The travel originated in Boston and temporarily stopped in both Miami and Brazil before arriving in Paraguay. Then the real work began.
"The program is set up as two-day patient care and it's on a Saturday and Sunday (Nov. 13-14). They tend to use a local school and the weekend is the best time to do that so the school's curriculum is not interrupted," said Major McGourty, an eight-year Air Guard veteran.
Patients waited outside the school in 80-90 degree temperatures until it was their turn to be seen. Once inside the school, they met with a provider who was typically one of four providers in the same classroom all seeing patients at the same time. Available medical services ranged from optometry to dental and blood pressure checks to prescription refills.
Of the approximately 2,600 patients served by the entire MEDCAP team, Major McGourty provided medical services for approximately 100 patients, spending an average of seven to eight minutes with each person.
"It wasn't emergency medicine. The people were relatively healthy for the most part," said Major McGourty. "They live in a very rural area of Paraguay so most took advantage of the MEDCAP for the relatively convenient access to care they don't experience on a day-to-day basis."
Two of the biggest challenges were the language barrier, which was eased by the availability of several translators, and the inability for providers to follow up with patients who had potentially serious conditions.
"One patient had a lump on her thyroid. Was it cancerous? I don't know, but I would like to be able to follow up. I contacted the main Paraguayan authorities about the patient so they could follow up immediately," said Major McGourty.
With many moving parts and the short time frame with which the team had to operate, there was potential for the MEDCAP to go awry but proper planning, professional people and patient patients made the event a resounding success.

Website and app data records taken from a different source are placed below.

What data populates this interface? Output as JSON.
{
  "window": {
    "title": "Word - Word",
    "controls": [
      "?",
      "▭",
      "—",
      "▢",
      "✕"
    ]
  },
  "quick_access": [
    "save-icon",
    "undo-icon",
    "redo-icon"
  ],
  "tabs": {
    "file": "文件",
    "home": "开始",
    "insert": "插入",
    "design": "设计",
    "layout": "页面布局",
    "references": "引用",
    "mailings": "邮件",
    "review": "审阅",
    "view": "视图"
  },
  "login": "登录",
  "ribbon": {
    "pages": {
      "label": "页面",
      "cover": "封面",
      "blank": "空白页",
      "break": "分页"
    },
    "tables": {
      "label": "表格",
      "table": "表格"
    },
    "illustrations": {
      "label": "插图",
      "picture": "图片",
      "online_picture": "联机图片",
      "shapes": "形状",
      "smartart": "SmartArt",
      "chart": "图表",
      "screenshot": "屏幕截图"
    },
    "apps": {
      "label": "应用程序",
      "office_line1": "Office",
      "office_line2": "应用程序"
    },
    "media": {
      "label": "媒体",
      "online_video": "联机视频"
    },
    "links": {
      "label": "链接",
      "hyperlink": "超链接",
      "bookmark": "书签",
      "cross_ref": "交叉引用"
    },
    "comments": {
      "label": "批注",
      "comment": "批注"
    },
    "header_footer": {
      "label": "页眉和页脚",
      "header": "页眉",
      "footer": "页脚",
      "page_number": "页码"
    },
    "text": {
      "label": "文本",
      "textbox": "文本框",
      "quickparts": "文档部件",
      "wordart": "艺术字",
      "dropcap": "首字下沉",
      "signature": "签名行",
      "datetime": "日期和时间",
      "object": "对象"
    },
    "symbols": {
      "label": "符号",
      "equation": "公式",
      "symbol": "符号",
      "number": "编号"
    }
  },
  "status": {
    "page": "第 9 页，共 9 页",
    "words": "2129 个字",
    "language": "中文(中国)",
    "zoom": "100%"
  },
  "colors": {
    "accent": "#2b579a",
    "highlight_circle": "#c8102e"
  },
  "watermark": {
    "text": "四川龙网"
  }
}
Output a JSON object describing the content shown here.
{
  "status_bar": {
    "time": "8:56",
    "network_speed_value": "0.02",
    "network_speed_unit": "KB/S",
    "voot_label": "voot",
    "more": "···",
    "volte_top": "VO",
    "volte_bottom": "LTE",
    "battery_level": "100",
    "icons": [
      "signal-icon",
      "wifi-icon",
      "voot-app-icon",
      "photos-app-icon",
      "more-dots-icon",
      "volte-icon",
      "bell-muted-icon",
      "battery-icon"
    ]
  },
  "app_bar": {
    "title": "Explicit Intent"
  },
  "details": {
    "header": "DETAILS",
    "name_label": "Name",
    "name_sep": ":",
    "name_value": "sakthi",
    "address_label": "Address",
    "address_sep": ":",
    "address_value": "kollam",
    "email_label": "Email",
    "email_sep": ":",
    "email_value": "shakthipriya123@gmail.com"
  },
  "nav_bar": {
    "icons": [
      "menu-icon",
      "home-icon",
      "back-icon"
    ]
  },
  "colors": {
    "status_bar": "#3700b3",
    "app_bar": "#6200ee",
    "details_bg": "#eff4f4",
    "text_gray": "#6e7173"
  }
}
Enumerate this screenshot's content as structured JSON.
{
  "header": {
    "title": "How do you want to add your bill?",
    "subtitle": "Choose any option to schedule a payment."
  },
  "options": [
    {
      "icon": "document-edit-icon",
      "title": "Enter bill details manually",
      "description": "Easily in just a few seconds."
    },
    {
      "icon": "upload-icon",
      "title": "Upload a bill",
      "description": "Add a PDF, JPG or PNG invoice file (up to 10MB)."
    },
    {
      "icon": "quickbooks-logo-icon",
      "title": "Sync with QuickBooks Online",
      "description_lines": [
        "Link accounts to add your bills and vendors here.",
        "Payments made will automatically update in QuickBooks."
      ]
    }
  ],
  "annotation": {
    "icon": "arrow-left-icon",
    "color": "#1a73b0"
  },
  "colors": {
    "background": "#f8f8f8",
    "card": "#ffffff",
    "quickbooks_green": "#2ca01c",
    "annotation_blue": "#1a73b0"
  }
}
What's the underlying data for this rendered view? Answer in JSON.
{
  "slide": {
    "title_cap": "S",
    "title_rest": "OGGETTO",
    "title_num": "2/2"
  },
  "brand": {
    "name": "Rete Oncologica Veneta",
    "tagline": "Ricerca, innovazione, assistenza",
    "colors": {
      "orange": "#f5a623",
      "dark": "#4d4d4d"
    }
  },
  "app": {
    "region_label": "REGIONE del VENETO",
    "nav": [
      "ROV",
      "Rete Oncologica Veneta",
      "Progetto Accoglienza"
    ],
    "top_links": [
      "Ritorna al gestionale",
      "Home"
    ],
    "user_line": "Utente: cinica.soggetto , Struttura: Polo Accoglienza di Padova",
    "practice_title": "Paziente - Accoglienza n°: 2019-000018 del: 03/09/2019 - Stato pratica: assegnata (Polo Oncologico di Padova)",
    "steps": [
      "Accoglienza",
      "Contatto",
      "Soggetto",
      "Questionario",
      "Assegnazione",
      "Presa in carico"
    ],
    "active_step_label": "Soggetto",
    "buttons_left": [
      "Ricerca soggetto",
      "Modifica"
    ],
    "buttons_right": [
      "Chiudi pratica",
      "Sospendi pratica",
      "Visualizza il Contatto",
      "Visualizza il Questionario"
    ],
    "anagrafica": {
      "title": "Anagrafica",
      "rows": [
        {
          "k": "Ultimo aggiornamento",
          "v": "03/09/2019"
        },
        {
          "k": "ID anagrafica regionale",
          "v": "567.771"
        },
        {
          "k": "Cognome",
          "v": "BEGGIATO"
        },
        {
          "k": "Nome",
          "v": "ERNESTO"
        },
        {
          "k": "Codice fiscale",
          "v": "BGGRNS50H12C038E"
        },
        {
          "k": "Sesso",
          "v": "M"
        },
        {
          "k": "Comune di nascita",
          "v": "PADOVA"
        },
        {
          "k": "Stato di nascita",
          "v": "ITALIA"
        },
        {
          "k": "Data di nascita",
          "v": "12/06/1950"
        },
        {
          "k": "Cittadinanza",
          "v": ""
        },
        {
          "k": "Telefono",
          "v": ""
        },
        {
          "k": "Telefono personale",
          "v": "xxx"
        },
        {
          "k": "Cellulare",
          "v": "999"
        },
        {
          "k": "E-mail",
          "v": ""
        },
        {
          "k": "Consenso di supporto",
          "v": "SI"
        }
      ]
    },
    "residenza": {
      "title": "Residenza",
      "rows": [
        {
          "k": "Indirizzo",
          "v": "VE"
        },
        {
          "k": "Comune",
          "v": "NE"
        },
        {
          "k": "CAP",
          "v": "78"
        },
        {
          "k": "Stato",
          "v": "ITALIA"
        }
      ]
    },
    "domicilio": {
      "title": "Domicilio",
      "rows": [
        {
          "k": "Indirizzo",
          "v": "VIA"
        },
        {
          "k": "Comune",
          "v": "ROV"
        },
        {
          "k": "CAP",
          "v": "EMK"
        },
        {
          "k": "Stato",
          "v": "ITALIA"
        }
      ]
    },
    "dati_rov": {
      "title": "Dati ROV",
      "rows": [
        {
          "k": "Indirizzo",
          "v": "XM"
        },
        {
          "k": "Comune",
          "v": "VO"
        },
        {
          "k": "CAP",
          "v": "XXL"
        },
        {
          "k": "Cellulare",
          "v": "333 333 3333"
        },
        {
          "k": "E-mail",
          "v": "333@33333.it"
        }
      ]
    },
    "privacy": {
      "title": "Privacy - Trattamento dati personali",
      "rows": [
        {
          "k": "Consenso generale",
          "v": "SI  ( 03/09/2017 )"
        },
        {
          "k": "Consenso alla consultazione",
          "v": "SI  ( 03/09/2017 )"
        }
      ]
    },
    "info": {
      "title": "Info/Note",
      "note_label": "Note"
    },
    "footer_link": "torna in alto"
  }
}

"I didn't really know what to expect when I volunteered for this trip but I was very impressed by the way the operation was run. The team did an amazing job with logistics and it was clear how much the Paraguayan military genuinely cares about their people," said Major McGourty.
In addition to Major McGourty and the Massachusetts Army Guard soldiers on the MEDCAP, the team consisted of U.S. active duty servicemembers, Paraguayan medical personnel and Paraguayan Special Forces.
Massachusetts is partnered with the country of Paraguay through the National Guard's multifaceted State Partnership Program which links U.S. states with foreign nations to promote and enhance bilateral relations.